Requirement:
Which lines below contain the word "value"? Copy each one.

Data for this task:
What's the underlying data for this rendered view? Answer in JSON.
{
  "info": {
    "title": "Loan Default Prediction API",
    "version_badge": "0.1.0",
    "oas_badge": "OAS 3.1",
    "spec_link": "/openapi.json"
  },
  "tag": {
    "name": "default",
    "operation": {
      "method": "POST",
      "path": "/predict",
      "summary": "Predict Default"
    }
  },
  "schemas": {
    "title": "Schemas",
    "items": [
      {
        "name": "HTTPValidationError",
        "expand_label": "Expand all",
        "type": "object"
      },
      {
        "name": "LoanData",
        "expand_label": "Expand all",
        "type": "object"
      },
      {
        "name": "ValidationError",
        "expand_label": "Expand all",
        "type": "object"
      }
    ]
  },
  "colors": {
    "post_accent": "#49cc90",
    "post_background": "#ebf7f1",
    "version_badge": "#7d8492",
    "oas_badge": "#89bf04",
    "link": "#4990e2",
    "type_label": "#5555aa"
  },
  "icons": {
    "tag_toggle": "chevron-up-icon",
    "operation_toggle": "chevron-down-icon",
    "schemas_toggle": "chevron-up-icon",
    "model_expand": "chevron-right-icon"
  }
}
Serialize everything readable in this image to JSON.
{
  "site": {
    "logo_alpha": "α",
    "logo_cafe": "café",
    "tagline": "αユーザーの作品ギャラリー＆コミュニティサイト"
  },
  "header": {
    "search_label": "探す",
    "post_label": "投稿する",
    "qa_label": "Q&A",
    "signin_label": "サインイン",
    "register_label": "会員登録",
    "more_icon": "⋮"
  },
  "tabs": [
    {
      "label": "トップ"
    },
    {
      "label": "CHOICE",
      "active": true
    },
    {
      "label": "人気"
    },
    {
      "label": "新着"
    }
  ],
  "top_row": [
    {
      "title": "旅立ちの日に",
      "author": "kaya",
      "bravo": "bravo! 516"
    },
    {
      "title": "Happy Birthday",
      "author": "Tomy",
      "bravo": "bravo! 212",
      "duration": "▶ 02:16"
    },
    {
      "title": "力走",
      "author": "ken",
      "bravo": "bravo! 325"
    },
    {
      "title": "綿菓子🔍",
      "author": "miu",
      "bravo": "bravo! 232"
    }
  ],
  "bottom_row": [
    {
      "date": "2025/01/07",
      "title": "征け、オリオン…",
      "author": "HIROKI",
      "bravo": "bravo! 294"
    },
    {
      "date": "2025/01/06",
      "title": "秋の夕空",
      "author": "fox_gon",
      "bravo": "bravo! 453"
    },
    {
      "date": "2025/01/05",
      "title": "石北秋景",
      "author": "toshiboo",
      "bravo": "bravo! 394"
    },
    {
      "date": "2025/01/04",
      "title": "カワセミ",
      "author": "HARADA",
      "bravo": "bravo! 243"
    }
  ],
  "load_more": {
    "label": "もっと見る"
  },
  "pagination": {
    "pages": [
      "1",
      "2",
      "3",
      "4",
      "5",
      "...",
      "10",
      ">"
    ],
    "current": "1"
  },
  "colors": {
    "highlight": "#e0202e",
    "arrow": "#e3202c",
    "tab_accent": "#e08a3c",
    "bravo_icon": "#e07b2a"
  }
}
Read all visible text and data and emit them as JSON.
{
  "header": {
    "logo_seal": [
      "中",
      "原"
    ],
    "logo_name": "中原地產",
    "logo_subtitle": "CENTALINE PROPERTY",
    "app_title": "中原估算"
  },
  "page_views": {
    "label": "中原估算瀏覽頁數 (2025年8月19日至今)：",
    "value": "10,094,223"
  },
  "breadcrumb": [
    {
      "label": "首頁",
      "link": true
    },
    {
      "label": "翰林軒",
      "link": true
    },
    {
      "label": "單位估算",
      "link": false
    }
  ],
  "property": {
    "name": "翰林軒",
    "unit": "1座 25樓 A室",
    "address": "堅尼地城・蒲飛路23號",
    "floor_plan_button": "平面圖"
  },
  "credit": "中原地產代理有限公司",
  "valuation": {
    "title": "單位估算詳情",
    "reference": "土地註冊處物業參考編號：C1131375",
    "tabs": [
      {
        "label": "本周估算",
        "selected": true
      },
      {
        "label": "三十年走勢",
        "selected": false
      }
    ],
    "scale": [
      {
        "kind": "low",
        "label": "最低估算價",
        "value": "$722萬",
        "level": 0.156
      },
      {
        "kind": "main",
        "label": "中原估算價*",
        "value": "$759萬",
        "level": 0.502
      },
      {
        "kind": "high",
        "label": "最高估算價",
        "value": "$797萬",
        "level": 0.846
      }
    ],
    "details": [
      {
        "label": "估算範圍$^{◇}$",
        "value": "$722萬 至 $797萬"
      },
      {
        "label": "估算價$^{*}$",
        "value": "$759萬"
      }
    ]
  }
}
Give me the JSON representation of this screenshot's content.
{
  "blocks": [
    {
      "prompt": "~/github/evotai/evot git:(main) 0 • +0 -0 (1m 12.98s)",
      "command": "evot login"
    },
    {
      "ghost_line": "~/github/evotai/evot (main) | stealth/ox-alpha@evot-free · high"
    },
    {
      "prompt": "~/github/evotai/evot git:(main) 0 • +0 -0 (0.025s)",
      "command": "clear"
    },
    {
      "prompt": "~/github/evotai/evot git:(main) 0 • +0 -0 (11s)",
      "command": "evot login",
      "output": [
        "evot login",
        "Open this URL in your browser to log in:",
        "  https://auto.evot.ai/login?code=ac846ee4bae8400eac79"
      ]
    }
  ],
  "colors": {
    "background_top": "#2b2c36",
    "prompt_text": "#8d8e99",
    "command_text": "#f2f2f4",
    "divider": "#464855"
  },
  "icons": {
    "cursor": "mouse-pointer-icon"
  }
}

Response area:
    "value": "10,094,223"
        "value": "$722萬",
        "value": "$759萬",
        "value": "$797萬",
        "value": "$722萬 至 $797萬"
        "value": "$759萬"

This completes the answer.